Notes and Trivia
Battle Skipper is, of course, based on a line of colorful toy robots from Tomy. USM's DVD even includes some of the original ads, which somewhat ironically don't seem to have anything at all to do with the setting established by this series. They also fit better, since the ad-Battle Skippers and their pilots look a lot more like Yu-Gi-Oh spawn.
There was also a manga version of Battle Skipper by Akira Matsubara; it was published alongside the video release (all three episodes were released simultaneously in Japan) in the monthly "Dengeki Comic Gao!"
Battle Skipper was the last production of old-school studio Artmic prior to their bankruptcy; they were known for producing some cult-favorite '80s classics like Megazone 23, Gall Force, and Bubblegum Crisis.

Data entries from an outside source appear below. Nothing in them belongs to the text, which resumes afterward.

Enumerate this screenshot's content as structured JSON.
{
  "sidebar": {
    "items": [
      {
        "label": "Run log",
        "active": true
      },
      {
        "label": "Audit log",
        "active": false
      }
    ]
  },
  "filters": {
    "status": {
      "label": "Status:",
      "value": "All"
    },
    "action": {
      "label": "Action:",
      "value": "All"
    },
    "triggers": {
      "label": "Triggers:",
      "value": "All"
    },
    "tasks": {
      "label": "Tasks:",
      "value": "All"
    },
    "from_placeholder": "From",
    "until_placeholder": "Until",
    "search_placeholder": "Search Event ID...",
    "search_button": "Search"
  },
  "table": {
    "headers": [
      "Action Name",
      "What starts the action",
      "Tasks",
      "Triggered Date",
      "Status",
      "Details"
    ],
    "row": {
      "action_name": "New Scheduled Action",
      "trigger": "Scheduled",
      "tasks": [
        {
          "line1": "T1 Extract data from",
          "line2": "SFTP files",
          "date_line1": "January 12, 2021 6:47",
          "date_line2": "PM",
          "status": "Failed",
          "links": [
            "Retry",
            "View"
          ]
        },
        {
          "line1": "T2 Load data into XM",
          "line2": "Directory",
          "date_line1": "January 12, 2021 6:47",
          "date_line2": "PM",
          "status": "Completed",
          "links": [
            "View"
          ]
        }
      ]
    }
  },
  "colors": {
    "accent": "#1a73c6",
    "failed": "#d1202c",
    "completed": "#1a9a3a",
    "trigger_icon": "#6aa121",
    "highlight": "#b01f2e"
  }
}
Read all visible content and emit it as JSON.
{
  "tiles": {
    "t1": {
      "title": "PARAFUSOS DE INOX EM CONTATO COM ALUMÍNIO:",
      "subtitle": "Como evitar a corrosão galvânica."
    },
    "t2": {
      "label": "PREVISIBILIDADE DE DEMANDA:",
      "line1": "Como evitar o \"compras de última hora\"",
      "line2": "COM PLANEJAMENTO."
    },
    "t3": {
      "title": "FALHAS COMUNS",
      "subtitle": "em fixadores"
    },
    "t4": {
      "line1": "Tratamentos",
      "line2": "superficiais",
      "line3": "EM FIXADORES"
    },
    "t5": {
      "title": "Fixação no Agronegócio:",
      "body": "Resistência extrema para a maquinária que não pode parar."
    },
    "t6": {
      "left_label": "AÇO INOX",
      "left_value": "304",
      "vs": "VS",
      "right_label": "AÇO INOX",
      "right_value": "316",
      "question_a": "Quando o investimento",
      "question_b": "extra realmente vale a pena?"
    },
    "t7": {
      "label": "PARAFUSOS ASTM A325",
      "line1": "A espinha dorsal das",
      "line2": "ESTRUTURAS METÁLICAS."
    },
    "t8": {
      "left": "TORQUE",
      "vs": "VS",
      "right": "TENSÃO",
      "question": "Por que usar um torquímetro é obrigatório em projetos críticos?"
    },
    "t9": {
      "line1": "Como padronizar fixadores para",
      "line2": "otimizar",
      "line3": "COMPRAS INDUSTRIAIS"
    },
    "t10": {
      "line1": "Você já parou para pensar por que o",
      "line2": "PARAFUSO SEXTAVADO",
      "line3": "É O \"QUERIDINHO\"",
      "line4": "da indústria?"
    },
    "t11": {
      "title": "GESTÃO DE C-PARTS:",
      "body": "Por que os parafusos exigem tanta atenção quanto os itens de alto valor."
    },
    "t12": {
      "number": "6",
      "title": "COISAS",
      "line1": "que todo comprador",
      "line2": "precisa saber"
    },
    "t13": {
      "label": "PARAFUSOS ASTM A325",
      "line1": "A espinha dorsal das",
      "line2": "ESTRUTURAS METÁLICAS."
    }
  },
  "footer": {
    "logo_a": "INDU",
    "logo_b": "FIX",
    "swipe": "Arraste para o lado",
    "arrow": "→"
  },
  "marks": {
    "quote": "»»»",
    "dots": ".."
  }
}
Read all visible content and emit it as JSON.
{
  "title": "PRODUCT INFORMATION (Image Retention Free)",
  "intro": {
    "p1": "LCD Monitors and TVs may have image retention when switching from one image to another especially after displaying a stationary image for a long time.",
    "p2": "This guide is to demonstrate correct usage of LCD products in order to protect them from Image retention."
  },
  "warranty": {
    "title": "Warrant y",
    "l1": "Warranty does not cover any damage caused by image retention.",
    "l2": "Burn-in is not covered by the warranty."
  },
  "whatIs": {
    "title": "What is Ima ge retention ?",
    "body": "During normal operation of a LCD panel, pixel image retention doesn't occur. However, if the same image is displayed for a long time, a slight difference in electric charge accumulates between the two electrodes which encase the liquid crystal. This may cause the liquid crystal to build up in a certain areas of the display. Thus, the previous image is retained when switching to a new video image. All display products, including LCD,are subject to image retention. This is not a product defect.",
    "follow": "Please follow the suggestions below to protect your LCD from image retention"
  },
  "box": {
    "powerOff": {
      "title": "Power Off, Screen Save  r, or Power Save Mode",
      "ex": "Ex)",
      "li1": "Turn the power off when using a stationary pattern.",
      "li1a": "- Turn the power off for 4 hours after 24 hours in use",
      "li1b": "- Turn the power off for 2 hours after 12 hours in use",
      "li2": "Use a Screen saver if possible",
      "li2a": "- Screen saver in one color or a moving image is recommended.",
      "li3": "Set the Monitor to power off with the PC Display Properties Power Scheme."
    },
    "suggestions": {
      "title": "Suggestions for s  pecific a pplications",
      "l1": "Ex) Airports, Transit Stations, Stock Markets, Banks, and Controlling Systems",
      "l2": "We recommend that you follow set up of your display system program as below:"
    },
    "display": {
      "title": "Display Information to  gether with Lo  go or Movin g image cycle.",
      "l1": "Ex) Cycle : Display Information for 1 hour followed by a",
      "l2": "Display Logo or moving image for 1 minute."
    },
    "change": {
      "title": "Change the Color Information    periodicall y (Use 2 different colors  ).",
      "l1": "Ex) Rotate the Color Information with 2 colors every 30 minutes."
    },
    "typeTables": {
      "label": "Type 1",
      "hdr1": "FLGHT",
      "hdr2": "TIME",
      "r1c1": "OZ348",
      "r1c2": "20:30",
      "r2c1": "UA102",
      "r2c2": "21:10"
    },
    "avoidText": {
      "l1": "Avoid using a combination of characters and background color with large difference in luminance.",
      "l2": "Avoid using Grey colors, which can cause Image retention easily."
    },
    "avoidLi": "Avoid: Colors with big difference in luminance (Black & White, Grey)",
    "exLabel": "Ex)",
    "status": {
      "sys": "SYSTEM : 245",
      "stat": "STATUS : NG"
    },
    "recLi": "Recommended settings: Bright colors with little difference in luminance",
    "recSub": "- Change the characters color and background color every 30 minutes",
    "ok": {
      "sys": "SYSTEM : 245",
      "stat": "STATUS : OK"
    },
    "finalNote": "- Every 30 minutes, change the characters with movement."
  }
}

The Exstars (or Ex-Stars, on the back of the box) are spelled Exters in the original onscreen text. Whether this was a spelling mistake or the creators had something else in mind and USM tried to make it sound cooler, I'm not sure. Not that it matters much--they both sound pretty silly.
There are a couple of real St. Ignacios, but the one most likely to have a Japanese school named after him is St. Ignatius de Loyola, founder of the Jesuit order--he sent St. Francis Xavier to Japan as a missionary in 1549, and the Jesuits are known for starting schools. The only other candidate is probably St. Ignacio Clemente Delgado Cebrián, a missionary to Vietnam who was executed in the 19th century.
US DVD Review
The budget-priced DVD (which includes all three episodes as "The Movie") is surprisingly good for such a crappy show. It features English and Japanese stereo soundtracks, a reasonably clean 4:3 video transfer, and a number of extras: A storyboard comparison of several scenes, with the original storyboards split-screened with the anime version; Japanese TV commercials for the toys; character profiles; an art gallery; and a trivia game (which is actually better than it sounds, though it's mis-named--it shows you a scene and then asks you a question about some detail in it to test your powers of observation and memory). It even split-screens the credits, with the Japanese credits and illustrations on one side and the English ones on the other.
Only two problems, one minor and one that would be significant if the story wasn't pointless: The only Japanese cast translated are the main characters (shown on the bio pages and printed on the package), and the subtitles are dubtitles, which differ significantly from the Japanese in a lot of details.
While you'd think it'd be clean enough for kids, the modest amounts of nudity (and I suppose not-so-serious violence) bump it up to USM's 13-up category.
Violence: 2 - There's plenty of fighting, but it's far from graphic, or even very serious; the worst is one girl getting briefly roughed up by some thugs in a potentially sexual manner, but it's cut short and turns out to have been a setup.
Nudity: 2 - A bit of skin in the opening and transformation sequences, plus a bra or two.
Sex/Mature Themes: 1 - That same scene above.
Language: 1 - The dub seemed clean.
Formerly available in North America from the late US Manga Corps on a budget-priced hybrid DVD inaccurately labeled "The Movie." Prior to that was available on a single dubbed VHS volume, and before that on three individual dubbed VHS volumes. All of the above are out of print but quite easy to find for dirt cheap at last check.